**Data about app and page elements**
Segment Open

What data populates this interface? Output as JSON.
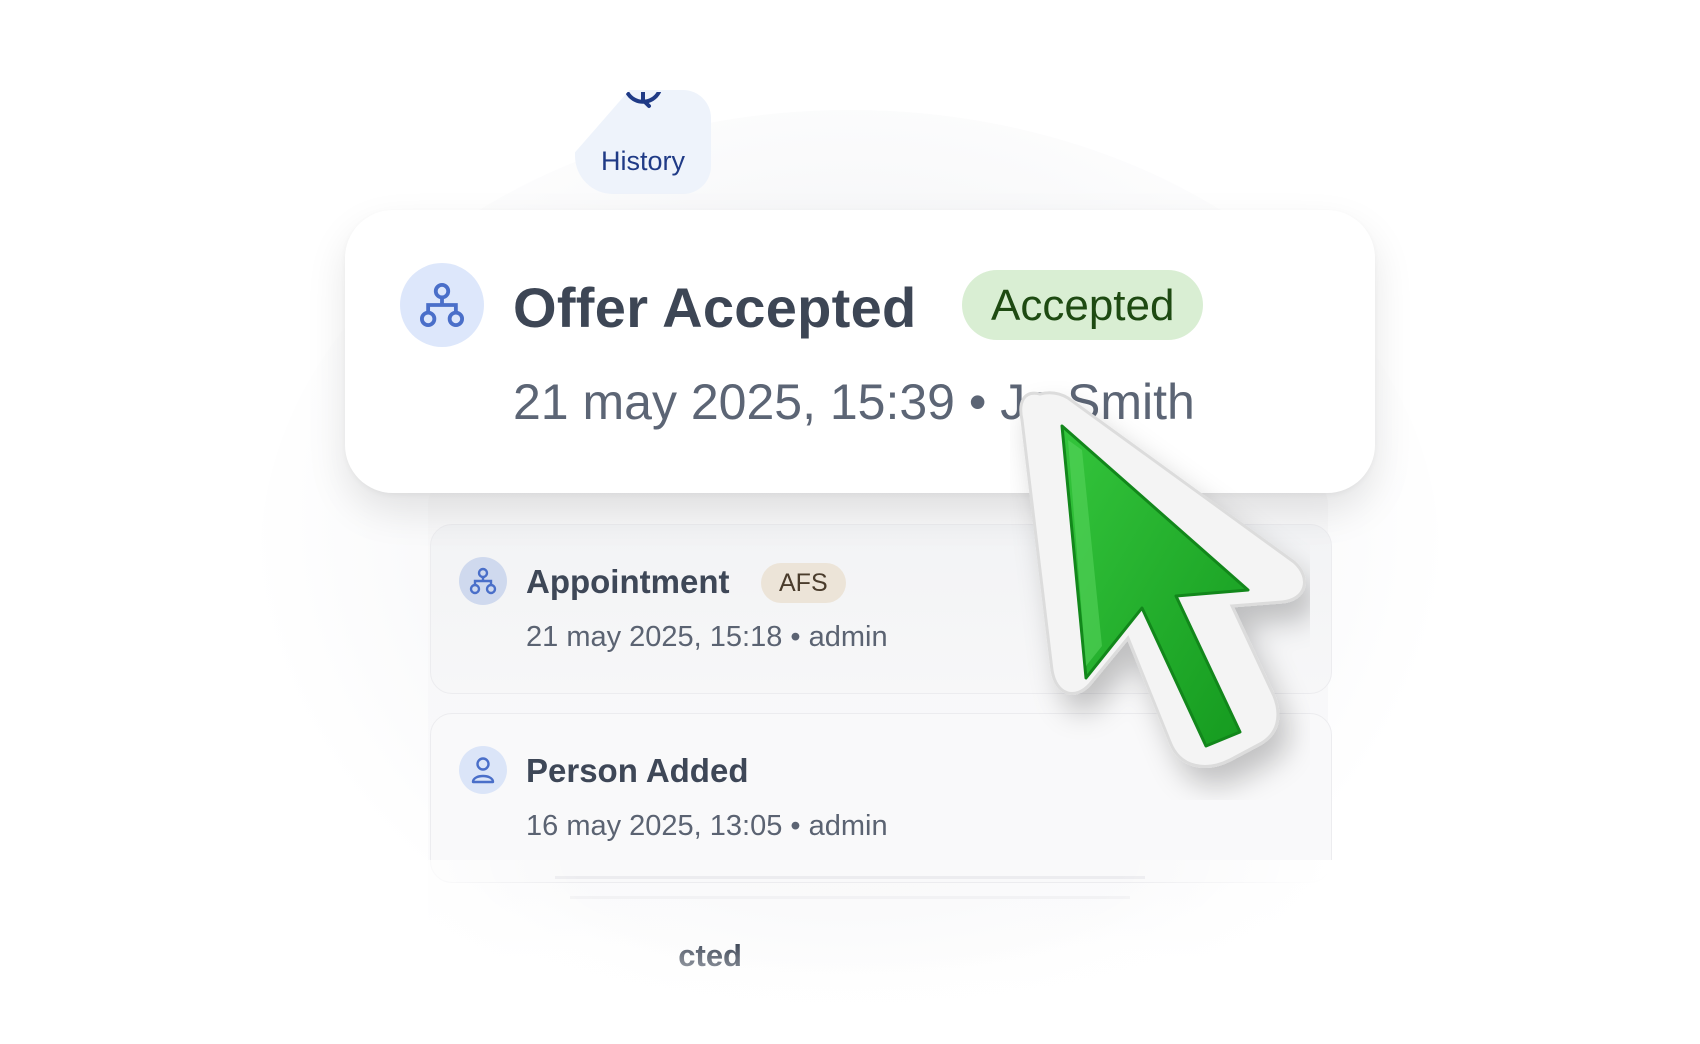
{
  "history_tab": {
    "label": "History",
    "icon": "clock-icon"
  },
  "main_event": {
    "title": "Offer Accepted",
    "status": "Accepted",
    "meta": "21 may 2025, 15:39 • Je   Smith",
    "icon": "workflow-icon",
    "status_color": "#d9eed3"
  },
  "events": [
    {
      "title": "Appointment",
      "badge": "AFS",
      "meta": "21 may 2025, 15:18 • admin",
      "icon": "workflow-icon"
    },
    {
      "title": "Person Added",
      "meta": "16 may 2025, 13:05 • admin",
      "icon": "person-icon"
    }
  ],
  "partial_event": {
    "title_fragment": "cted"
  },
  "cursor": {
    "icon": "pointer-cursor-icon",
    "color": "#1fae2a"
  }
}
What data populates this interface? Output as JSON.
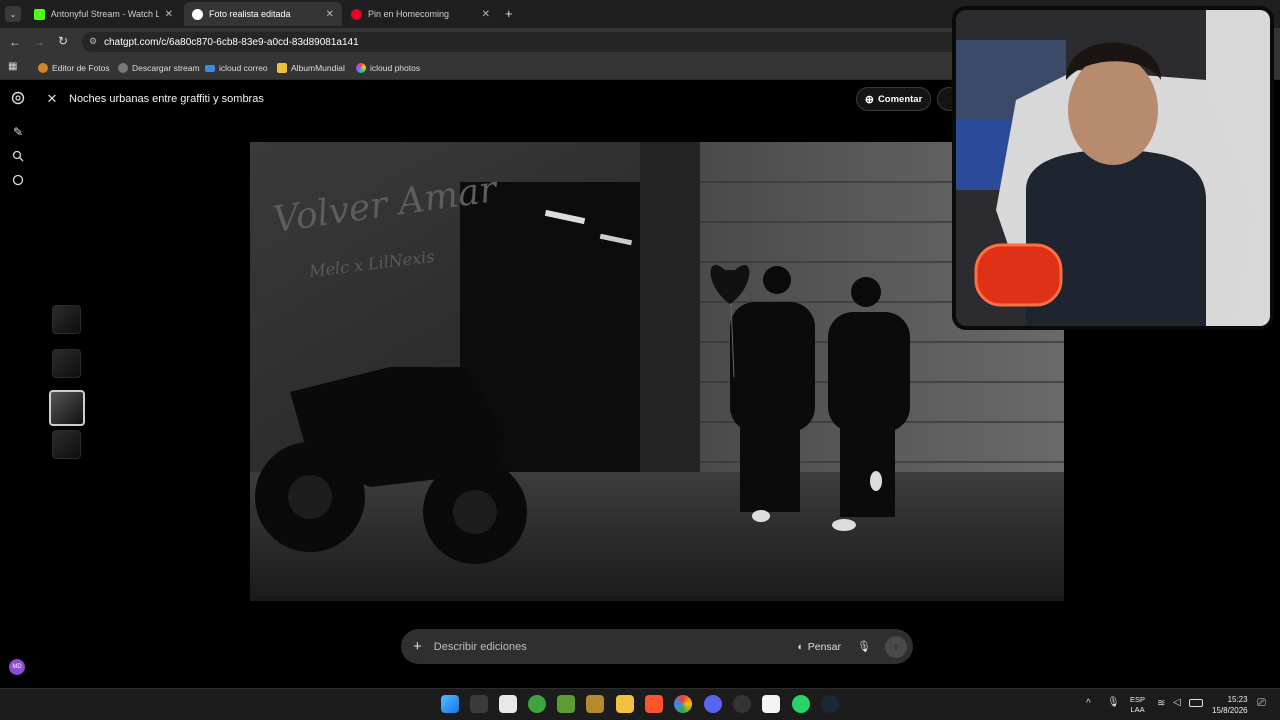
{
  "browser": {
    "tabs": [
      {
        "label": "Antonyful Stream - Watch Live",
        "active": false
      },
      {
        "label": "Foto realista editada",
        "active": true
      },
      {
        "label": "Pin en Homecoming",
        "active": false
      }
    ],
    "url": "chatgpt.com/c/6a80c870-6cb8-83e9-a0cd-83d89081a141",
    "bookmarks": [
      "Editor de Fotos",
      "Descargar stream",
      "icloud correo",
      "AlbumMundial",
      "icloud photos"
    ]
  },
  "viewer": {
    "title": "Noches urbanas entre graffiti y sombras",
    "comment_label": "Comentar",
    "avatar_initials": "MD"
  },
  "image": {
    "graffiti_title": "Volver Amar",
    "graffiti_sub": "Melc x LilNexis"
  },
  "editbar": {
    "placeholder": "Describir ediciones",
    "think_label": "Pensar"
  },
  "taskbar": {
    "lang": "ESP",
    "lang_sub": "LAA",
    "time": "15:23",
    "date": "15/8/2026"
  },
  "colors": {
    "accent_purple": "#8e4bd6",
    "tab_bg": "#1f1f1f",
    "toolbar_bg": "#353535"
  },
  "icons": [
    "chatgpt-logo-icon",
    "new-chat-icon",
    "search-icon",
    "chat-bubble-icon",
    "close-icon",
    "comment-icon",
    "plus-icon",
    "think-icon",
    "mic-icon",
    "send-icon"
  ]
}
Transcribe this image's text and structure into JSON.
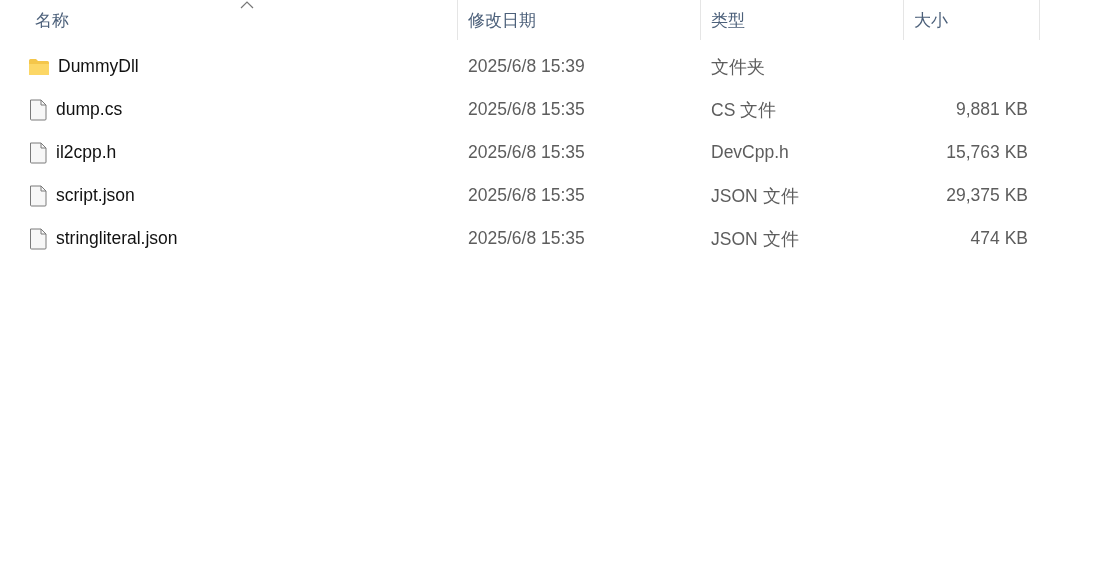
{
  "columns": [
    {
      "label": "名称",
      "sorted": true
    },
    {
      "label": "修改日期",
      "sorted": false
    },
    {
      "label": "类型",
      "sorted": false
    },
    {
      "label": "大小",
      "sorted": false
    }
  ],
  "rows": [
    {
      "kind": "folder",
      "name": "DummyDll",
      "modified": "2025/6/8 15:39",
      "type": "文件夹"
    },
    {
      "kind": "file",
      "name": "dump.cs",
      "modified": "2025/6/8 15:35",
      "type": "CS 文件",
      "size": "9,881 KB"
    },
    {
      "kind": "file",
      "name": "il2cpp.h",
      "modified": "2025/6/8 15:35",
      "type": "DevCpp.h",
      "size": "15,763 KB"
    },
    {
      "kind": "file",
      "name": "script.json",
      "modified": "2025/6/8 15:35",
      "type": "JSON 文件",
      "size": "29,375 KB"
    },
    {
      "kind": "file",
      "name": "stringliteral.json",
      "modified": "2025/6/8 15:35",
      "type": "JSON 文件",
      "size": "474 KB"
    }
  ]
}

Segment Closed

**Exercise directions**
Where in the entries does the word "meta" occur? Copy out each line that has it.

**Answer box**
    "meta": "21 may 2025, 15:39 • Je   Smith",
      "meta": "21 may 2025, 15:18 • admin",
      "meta": "16 may 2025, 13:05 • admin",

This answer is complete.